>>>>>

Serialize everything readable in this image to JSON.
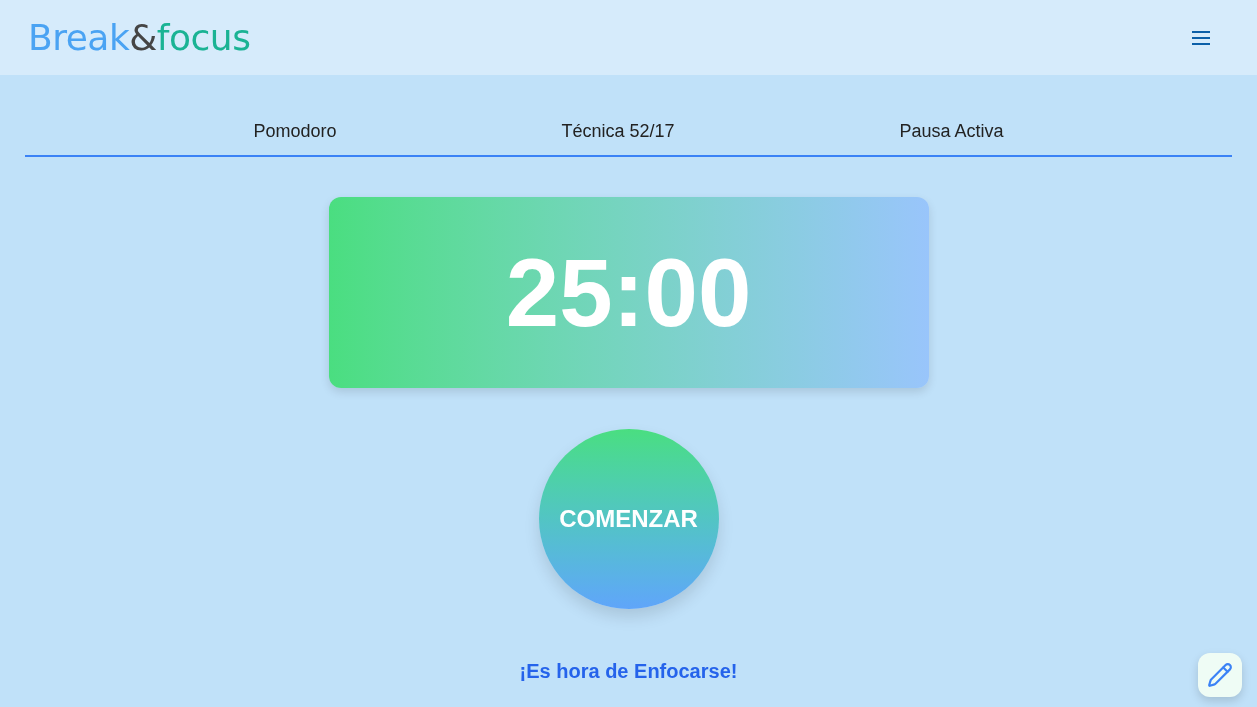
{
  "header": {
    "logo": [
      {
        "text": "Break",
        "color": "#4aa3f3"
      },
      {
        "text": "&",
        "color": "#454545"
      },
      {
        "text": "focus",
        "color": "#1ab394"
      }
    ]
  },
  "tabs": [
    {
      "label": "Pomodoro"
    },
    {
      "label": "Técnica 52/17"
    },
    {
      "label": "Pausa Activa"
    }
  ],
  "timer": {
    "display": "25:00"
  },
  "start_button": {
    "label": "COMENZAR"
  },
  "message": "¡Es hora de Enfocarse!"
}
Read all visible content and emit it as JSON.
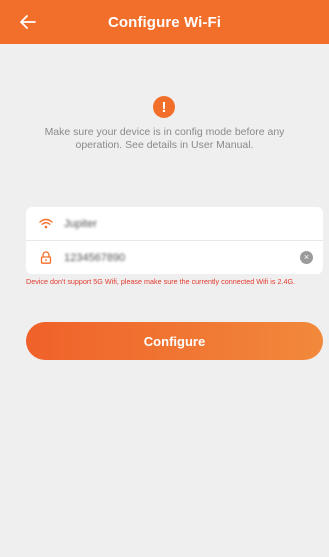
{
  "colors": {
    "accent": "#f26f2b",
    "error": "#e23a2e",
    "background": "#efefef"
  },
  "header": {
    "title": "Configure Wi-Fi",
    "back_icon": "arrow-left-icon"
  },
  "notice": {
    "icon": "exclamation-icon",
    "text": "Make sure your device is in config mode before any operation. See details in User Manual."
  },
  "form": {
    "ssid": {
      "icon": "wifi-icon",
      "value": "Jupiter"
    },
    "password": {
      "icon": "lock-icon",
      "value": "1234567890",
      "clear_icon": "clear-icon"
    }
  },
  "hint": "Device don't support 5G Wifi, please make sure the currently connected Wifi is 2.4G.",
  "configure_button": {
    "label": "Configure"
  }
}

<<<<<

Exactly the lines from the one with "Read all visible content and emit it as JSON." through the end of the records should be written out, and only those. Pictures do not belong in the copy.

## ANSWER BOX
Read all visible content and emit it as JSON.
{
  "colors": {
    "accent": "#f26f2b",
    "error": "#e23a2e",
    "background": "#efefef"
  },
  "header": {
    "title": "Configure Wi-Fi",
    "back_icon": "arrow-left-icon"
  },
  "notice": {
    "icon": "exclamation-icon",
    "text": "Make sure your device is in config mode before any operation. See details in User Manual."
  },
  "form": {
    "ssid": {
      "icon": "wifi-icon",
      "value": "Jupiter"
    },
    "password": {
      "icon": "lock-icon",
      "value": "1234567890",
      "clear_icon": "clear-icon"
    }
  },
  "hint": "Device don't support 5G Wifi, please make sure the currently connected Wifi is 2.4G.",
  "configure_button": {
    "label": "Configure"
  }
}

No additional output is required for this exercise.